At the lower end of the market, many business brokers send out invitation cards or letters, often using computer generated “handwritten” fonts. Some physically go to businesses and drop the card under the door. In almost all cases the message is the same: “we have a buyer for your business”. If you read it carefully, some say, “we may have a buyer for your business”. Do they have a buyer? Usually not. Well, almost never. To be fair, many brokers do have a lot of buyers at any given time, so it is possible one of those buyers will be interested. Usually not though. Usually the business is sold, at the lower end, by using business-for-sale websites.
The broker is hoping the business owner will call, and that will open up a conversation about selling the company. Often too, it is purely about having that card arrive at the right time, when the business owner is starting to think about selling.
Many business owners get lots of these mailings and are used to hearing about all the buyers waiting to buy their business. I’ve done business searches for wealthy buyers, and I have a heck of a time convincing business owners I’m for real. That I really do have a buyer that is interesting in your business. I hate that.
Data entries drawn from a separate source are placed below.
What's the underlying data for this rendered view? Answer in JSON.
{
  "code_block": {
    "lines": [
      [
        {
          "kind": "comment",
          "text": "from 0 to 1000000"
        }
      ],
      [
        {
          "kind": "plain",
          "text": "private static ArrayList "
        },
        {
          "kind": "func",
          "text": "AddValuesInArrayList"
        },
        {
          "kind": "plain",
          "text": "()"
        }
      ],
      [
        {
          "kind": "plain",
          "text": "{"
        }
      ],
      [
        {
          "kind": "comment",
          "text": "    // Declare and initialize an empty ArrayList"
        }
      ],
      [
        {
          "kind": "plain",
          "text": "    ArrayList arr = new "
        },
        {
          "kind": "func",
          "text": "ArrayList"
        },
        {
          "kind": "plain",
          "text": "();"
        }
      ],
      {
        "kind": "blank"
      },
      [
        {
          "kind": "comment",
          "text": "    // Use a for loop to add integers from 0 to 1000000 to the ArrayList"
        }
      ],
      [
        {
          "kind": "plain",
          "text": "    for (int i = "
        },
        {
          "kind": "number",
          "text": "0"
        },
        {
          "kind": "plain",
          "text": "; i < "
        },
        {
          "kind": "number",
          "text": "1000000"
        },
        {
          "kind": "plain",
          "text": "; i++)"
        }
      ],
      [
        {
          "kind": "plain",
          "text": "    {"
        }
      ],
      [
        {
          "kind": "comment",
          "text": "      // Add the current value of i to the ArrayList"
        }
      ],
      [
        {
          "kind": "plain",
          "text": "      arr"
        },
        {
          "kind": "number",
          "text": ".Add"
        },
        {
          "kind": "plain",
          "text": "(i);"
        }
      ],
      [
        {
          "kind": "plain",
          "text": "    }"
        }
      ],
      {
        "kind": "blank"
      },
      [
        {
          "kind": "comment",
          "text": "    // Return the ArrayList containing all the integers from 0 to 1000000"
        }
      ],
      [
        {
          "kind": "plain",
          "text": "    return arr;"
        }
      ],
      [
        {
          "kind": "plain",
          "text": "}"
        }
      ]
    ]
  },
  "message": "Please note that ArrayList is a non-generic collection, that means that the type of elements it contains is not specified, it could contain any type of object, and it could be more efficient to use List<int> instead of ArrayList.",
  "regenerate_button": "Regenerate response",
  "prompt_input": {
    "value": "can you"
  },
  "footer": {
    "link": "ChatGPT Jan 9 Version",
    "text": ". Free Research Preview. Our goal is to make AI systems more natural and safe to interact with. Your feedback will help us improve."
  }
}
M&A is for larger companies, but the marketing is very similar. The letter may be on watermarked letterhead with first class postage, but the message is the same. In fact, I was at our industry conference (M&A Source) and at the exhibition there was a company that does mailings for firms. The letter looks like it is from a nation wide investment firm and it is pretty darn impressive. It indicates, in a fuzzy sort of way, that there are buyers that have inquired about “companies like yours”. Anyone that responds is sent to the original company that paid for the mailing.
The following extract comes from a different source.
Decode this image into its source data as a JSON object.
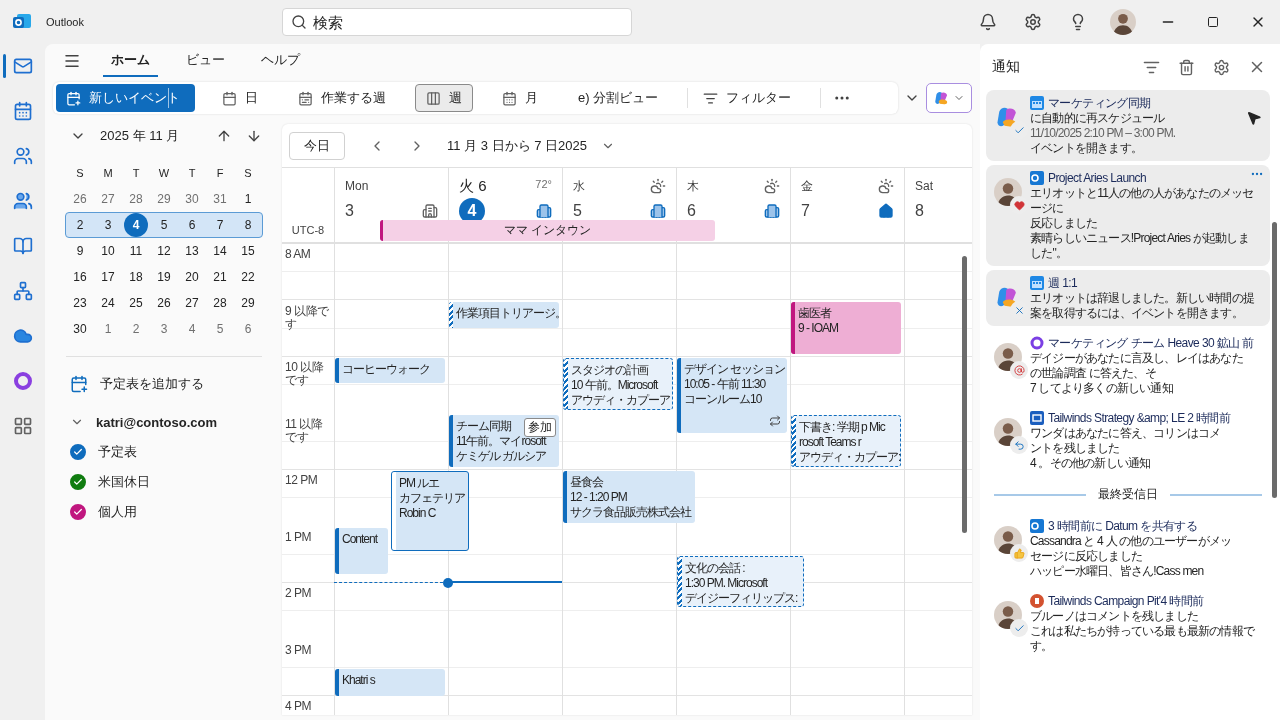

Some firms also use telemarketing, but again it using a similar message. Some are starting to use web advertising (we at Woodbridge do). Seminars are used – in a good way and a bad way. Many use seminars to educate, hoping they impress the attendees enough that they elect to use the company. Some however, use seminars to do a hard sell. If you attend a seminar and they press you to put down a deposit, don’t. Leave, do some research, call some of their clients, Google them, then decide.